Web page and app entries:
——

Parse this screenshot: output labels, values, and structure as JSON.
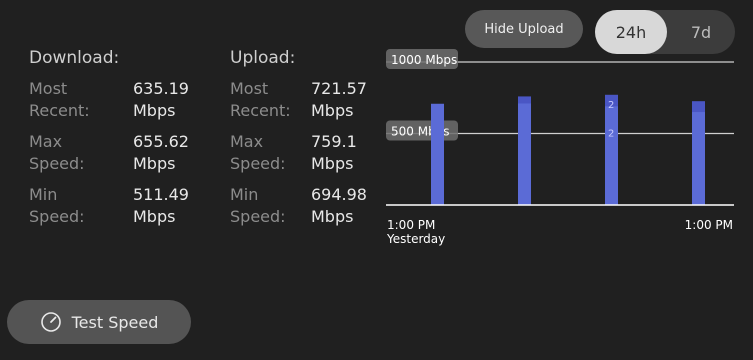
{
  "download": {
    "heading": "Download:",
    "rows": [
      {
        "label_1": "Most",
        "label_2": "Recent:",
        "value": "635.19",
        "unit": "Mbps"
      },
      {
        "label_1": "Max",
        "label_2": "Speed:",
        "value": "655.62",
        "unit": "Mbps"
      },
      {
        "label_1": "Min",
        "label_2": "Speed:",
        "value": "511.49",
        "unit": "Mbps"
      }
    ]
  },
  "upload": {
    "heading": "Upload:",
    "rows": [
      {
        "label_1": "Most",
        "label_2": "Recent:",
        "value": "721.57",
        "unit": "Mbps"
      },
      {
        "label_1": "Max",
        "label_2": "Speed:",
        "value": "759.1",
        "unit": "Mbps"
      },
      {
        "label_1": "Min",
        "label_2": "Speed:",
        "value": "694.98",
        "unit": "Mbps"
      }
    ]
  },
  "controls": {
    "hide_upload": "Hide Upload",
    "range_options": [
      "24h",
      "7d"
    ],
    "range_selected": "24h",
    "test_speed": "Test Speed"
  },
  "chart_data": {
    "type": "bar",
    "ytick_labels": [
      "1000 Mbps",
      "500 Mbps"
    ],
    "ylim": [
      0,
      1000
    ],
    "x_labels": {
      "start_line1": "1:00 PM",
      "start_line2": "Yesterday",
      "end": "1:00 PM"
    },
    "series": [
      {
        "name": "download",
        "values": [
          708,
          710,
          690,
          650
        ],
        "color": "#5b6bd6"
      },
      {
        "name": "upload",
        "values": [
          0,
          759,
          770,
          725
        ],
        "color": "#4a56c4"
      }
    ],
    "bar_labels": [
      "",
      "",
      "2",
      ""
    ],
    "bar_labels_2": [
      "",
      "",
      "2",
      ""
    ],
    "grid": true
  },
  "colors": {
    "bar": "#5b6bd6",
    "background": "#202020"
  }
}
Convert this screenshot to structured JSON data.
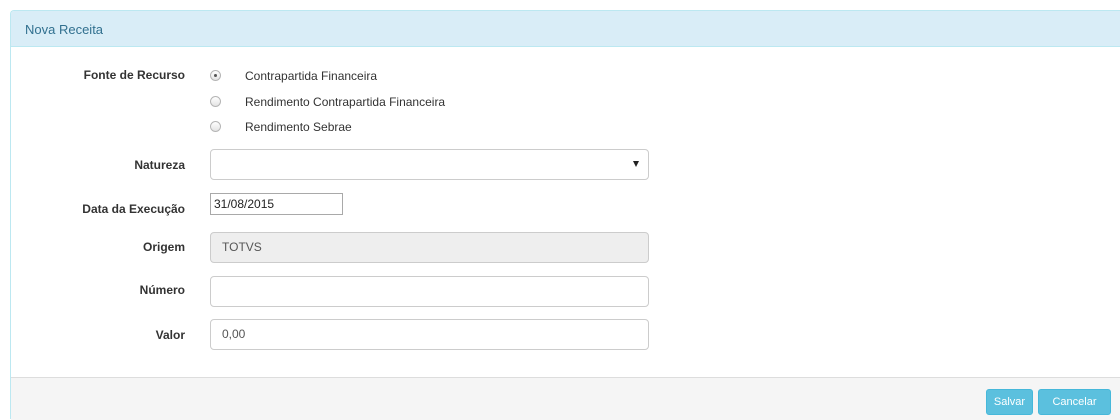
{
  "panel": {
    "title": "Nova Receita"
  },
  "fonte_recurso": {
    "label": "Fonte de Recurso",
    "options": [
      {
        "label": "Contrapartida Financeira",
        "checked": true
      },
      {
        "label": "Rendimento Contrapartida Financeira",
        "checked": false
      },
      {
        "label": "Rendimento Sebrae",
        "checked": false
      }
    ]
  },
  "natureza": {
    "label": "Natureza",
    "value": ""
  },
  "data_execucao": {
    "label": "Data da Execução",
    "value": "31/08/2015"
  },
  "origem": {
    "label": "Origem",
    "value": "TOTVS"
  },
  "numero": {
    "label": "Número",
    "value": ""
  },
  "valor": {
    "label": "Valor",
    "value": "0,00"
  },
  "footer": {
    "save_label": "Salvar",
    "cancel_label": "Cancelar"
  },
  "colors": {
    "accent": "#5bc0de",
    "heading_bg": "#d9edf7",
    "heading_text": "#31708f"
  }
}
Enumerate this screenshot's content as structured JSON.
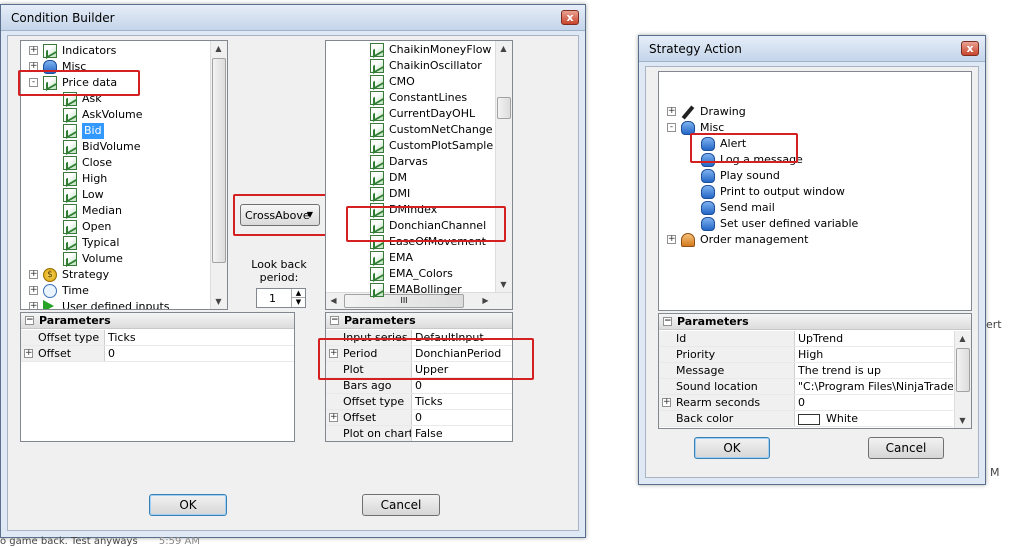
{
  "condition_builder": {
    "title": "Condition Builder",
    "close_glyph": "x",
    "left_tree": {
      "items": [
        {
          "label": "Indicators",
          "toggle": "+",
          "icon": "chart-icon"
        },
        {
          "label": "Misc",
          "toggle": "+",
          "icon": "database-icon"
        },
        {
          "label": "Price data",
          "toggle": "-",
          "icon": "chart-icon"
        },
        {
          "label": "Ask",
          "icon": "chart-icon"
        },
        {
          "label": "AskVolume",
          "icon": "chart-icon"
        },
        {
          "label": "Bid",
          "icon": "chart-icon",
          "selected": true
        },
        {
          "label": "BidVolume",
          "icon": "chart-icon"
        },
        {
          "label": "Close",
          "icon": "chart-icon"
        },
        {
          "label": "High",
          "icon": "chart-icon"
        },
        {
          "label": "Low",
          "icon": "chart-icon"
        },
        {
          "label": "Median",
          "icon": "chart-icon"
        },
        {
          "label": "Open",
          "icon": "chart-icon"
        },
        {
          "label": "Typical",
          "icon": "chart-icon"
        },
        {
          "label": "Volume",
          "icon": "chart-icon"
        },
        {
          "label": "Strategy",
          "toggle": "+",
          "icon": "dollar-icon"
        },
        {
          "label": "Time",
          "toggle": "+",
          "icon": "clock-icon"
        },
        {
          "label": "User defined inputs",
          "toggle": "+",
          "icon": "play-icon"
        }
      ]
    },
    "left_params": {
      "header": "Parameters",
      "rows": [
        {
          "name": "Offset type",
          "value": "Ticks"
        },
        {
          "name": "Offset",
          "value": "0",
          "expand": "+"
        }
      ]
    },
    "operator": {
      "value": "CrossAbove",
      "arrow": "▼"
    },
    "lookback": {
      "label_line1": "Look back",
      "label_line2": "period:",
      "value": "1"
    },
    "right_list": {
      "items": [
        "ChaikinMoneyFlow",
        "ChaikinOscillator",
        "CMO",
        "ConstantLines",
        "CurrentDayOHL",
        "CustomNetChange",
        "CustomPlotSample",
        "Darvas",
        "DM",
        "DMI",
        "DMIndex",
        "DonchianChannel",
        "EaseOfMovement",
        "EMA",
        "EMA_Colors",
        "EMABollinger"
      ],
      "hscroll_grip": "III"
    },
    "right_params": {
      "header": "Parameters",
      "rows": [
        {
          "name": "Input series",
          "value": "DefaultInput"
        },
        {
          "name": "Period",
          "value": "DonchianPeriod",
          "expand": "+"
        },
        {
          "name": "Plot",
          "value": "Upper"
        },
        {
          "name": "Bars ago",
          "value": "0"
        },
        {
          "name": "Offset type",
          "value": "Ticks"
        },
        {
          "name": "Offset",
          "value": "0",
          "expand": "+"
        },
        {
          "name": "Plot on chart",
          "value": "False"
        }
      ]
    },
    "ok_label": "OK",
    "cancel_label": "Cancel"
  },
  "strategy_action": {
    "title": "Strategy Action",
    "close_glyph": "x",
    "tree": {
      "items": [
        {
          "label": "Drawing",
          "toggle": "+",
          "icon": "pen-icon"
        },
        {
          "label": "Misc",
          "toggle": "-",
          "icon": "database-icon"
        },
        {
          "label": "Alert",
          "icon": "database-icon"
        },
        {
          "label": "Log a message",
          "icon": "database-icon"
        },
        {
          "label": "Play sound",
          "icon": "database-icon"
        },
        {
          "label": "Print to output window",
          "icon": "database-icon"
        },
        {
          "label": "Send mail",
          "icon": "database-icon"
        },
        {
          "label": "Set user defined variable",
          "icon": "database-icon"
        },
        {
          "label": "Order management",
          "toggle": "+",
          "icon": "person-icon"
        }
      ]
    },
    "params": {
      "header": "Parameters",
      "rows": [
        {
          "name": "Id",
          "value": "UpTrend"
        },
        {
          "name": "Priority",
          "value": "High"
        },
        {
          "name": "Message",
          "value": "The trend is up"
        },
        {
          "name": "Sound location",
          "value": "\"C:\\Program Files\\NinjaTrader"
        },
        {
          "name": "Rearm seconds",
          "value": "0",
          "expand": "+"
        },
        {
          "name": "Back color",
          "value": "White",
          "swatch": "#ffffff"
        }
      ]
    },
    "ok_label": "OK",
    "cancel_label": "Cancel"
  },
  "background": {
    "status_text": "o game back. Test anyways",
    "status_time": "5:59 AM",
    "peek_ert": "ert",
    "peek_m": "M"
  },
  "colors": {
    "highlight": "#d42020",
    "selection": "#3399ff"
  }
}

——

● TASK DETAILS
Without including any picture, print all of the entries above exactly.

● RESULT
Parse this screenshot: output labels, values, and structure as JSON.
{
  "download": {
    "heading": "Download:",
    "rows": [
      {
        "label_1": "Most",
        "label_2": "Recent:",
        "value": "635.19",
        "unit": "Mbps"
      },
      {
        "label_1": "Max",
        "label_2": "Speed:",
        "value": "655.62",
        "unit": "Mbps"
      },
      {
        "label_1": "Min",
        "label_2": "Speed:",
        "value": "511.49",
        "unit": "Mbps"
      }
    ]
  },
  "upload": {
    "heading": "Upload:",
    "rows": [
      {
        "label_1": "Most",
        "label_2": "Recent:",
        "value": "721.57",
        "unit": "Mbps"
      },
      {
        "label_1": "Max",
        "label_2": "Speed:",
        "value": "759.1",
        "unit": "Mbps"
      },
      {
        "label_1": "Min",
        "label_2": "Speed:",
        "value": "694.98",
        "unit": "Mbps"
      }
    ]
  },
  "controls": {
    "hide_upload": "Hide Upload",
    "range_options": [
      "24h",
      "7d"
    ],
    "range_selected": "24h",
    "test_speed": "Test Speed"
  },
  "chart_data": {
    "type": "bar",
    "ytick_labels": [
      "1000 Mbps",
      "500 Mbps"
    ],
    "ylim": [
      0,
      1000
    ],
    "x_labels": {
      "start_line1": "1:00 PM",
      "start_line2": "Yesterday",
      "end": "1:00 PM"
    },
    "series": [
      {
        "name": "download",
        "values": [
          708,
          710,
          690,
          650
        ],
        "color": "#5b6bd6"
      },
      {
        "name": "upload",
        "values": [
          0,
          759,
          770,
          725
        ],
        "color": "#4a56c4"
      }
    ],
    "bar_labels": [
      "",
      "",
      "2",
      ""
    ],
    "bar_labels_2": [
      "",
      "",
      "2",
      ""
    ],
    "grid": true
  },
  "colors": {
    "bar": "#5b6bd6",
    "background": "#202020"
  }
}
Convert this screenshot to structured JSON data.
{
  "panel": {
    "title": "Nova Receita"
  },
  "fonte_recurso": {
    "label": "Fonte de Recurso",
    "options": [
      {
        "label": "Contrapartida Financeira",
        "checked": true
      },
      {
        "label": "Rendimento Contrapartida Financeira",
        "checked": false
      },
      {
        "label": "Rendimento Sebrae",
        "checked": false
      }
    ]
  },
  "natureza": {
    "label": "Natureza",
    "value": ""
  },
  "data_execucao": {
    "label": "Data da Execução",
    "value": "31/08/2015"
  },
  "origem": {
    "label": "Origem",
    "value": "TOTVS"
  },
  "numero": {
    "label": "Número",
    "value": ""
  },
  "valor": {
    "label": "Valor",
    "value": "0,00"
  },
  "footer": {
    "save_label": "Salvar",
    "cancel_label": "Cancelar"
  },
  "colors": {
    "accent": "#5bc0de",
    "heading_bg": "#d9edf7",
    "heading_text": "#31708f"
  }
}
Enumerate this screenshot's content as structured JSON.
{
  "condition_builder": {
    "title": "Condition Builder",
    "close_glyph": "x",
    "left_tree": {
      "items": [
        {
          "label": "Indicators",
          "toggle": "+",
          "icon": "chart-icon"
        },
        {
          "label": "Misc",
          "toggle": "+",
          "icon": "database-icon"
        },
        {
          "label": "Price data",
          "toggle": "-",
          "icon": "chart-icon"
        },
        {
          "label": "Ask",
          "icon": "chart-icon"
        },
        {
          "label": "AskVolume",
          "icon": "chart-icon"
        },
        {
          "label": "Bid",
          "icon": "chart-icon",
          "selected": true
        },
        {
          "label": "BidVolume",
          "icon": "chart-icon"
        },
        {
          "label": "Close",
          "icon": "chart-icon"
        },
        {
          "label": "High",
          "icon": "chart-icon"
        },
        {
          "label": "Low",
          "icon": "chart-icon"
        },
        {
          "label": "Median",
          "icon": "chart-icon"
        },
        {
          "label": "Open",
          "icon": "chart-icon"
        },
        {
          "label": "Typical",
          "icon": "chart-icon"
        },
        {
          "label": "Volume",
          "icon": "chart-icon"
        },
        {
          "label": "Strategy",
          "toggle": "+",
          "icon": "dollar-icon"
        },
        {
          "label": "Time",
          "toggle": "+",
          "icon": "clock-icon"
        },
        {
          "label": "User defined inputs",
          "toggle": "+",
          "icon": "play-icon"
        }
      ]
    },
    "left_params": {
      "header": "Parameters",
      "rows": [
        {
          "name": "Offset type",
          "value": "Ticks"
        },
        {
          "name": "Offset",
          "value": "0",
          "expand": "+"
        }
      ]
    },
    "operator": {
      "value": "CrossAbove",
      "arrow": "▼"
    },
    "lookback": {
      "label_line1": "Look back",
      "label_line2": "period:",
      "value": "1"
    },
    "right_list": {
      "items": [
        "ChaikinMoneyFlow",
        "ChaikinOscillator",
        "CMO",
        "ConstantLines",
        "CurrentDayOHL",
        "CustomNetChange",
        "CustomPlotSample",
        "Darvas",
        "DM",
        "DMI",
        "DMIndex",
        "DonchianChannel",
        "EaseOfMovement",
        "EMA",
        "EMA_Colors",
        "EMABollinger"
      ],
      "hscroll_grip": "III"
    },
    "right_params": {
      "header": "Parameters",
      "rows": [
        {
          "name": "Input series",
          "value": "DefaultInput"
        },
        {
          "name": "Period",
          "value": "DonchianPeriod",
          "expand": "+"
        },
        {
          "name": "Plot",
          "value": "Upper"
        },
        {
          "name": "Bars ago",
          "value": "0"
        },
        {
          "name": "Offset type",
          "value": "Ticks"
        },
        {
          "name": "Offset",
          "value": "0",
          "expand": "+"
        },
        {
          "name": "Plot on chart",
          "value": "False"
        }
      ]
    },
    "ok_label": "OK",
    "cancel_label": "Cancel"
  },
  "strategy_action": {
    "title": "Strategy Action",
    "close_glyph": "x",
    "tree": {
      "items": [
        {
          "label": "Drawing",
          "toggle": "+",
          "icon": "pen-icon"
        },
        {
          "label": "Misc",
          "toggle": "-",
          "icon": "database-icon"
        },
        {
          "label": "Alert",
          "icon": "database-icon"
        },
        {
          "label": "Log a message",
          "icon": "database-icon"
        },
        {
          "label": "Play sound",
          "icon": "database-icon"
        },
        {
          "label": "Print to output window",
          "icon": "database-icon"
        },
        {
          "label": "Send mail",
          "icon": "database-icon"
        },
        {
          "label": "Set user defined variable",
          "icon": "database-icon"
        },
        {
          "label": "Order management",
          "toggle": "+",
          "icon": "person-icon"
        }
      ]
    },
    "params": {
      "header": "Parameters",
      "rows": [
        {
          "name": "Id",
          "value": "UpTrend"
        },
        {
          "name": "Priority",
          "value": "High"
        },
        {
          "name": "Message",
          "value": "The trend is up"
        },
        {
          "name": "Sound location",
          "value": "\"C:\\Program Files\\NinjaTrader"
        },
        {
          "name": "Rearm seconds",
          "value": "0",
          "expand": "+"
        },
        {
          "name": "Back color",
          "value": "White",
          "swatch": "#ffffff"
        }
      ]
    },
    "ok_label": "OK",
    "cancel_label": "Cancel"
  },
  "background": {
    "status_text": "o game back. Test anyways",
    "status_time": "5:59 AM",
    "peek_ert": "ert",
    "peek_m": "M"
  },
  "colors": {
    "highlight": "#d42020",
    "selection": "#3399ff"
  }
}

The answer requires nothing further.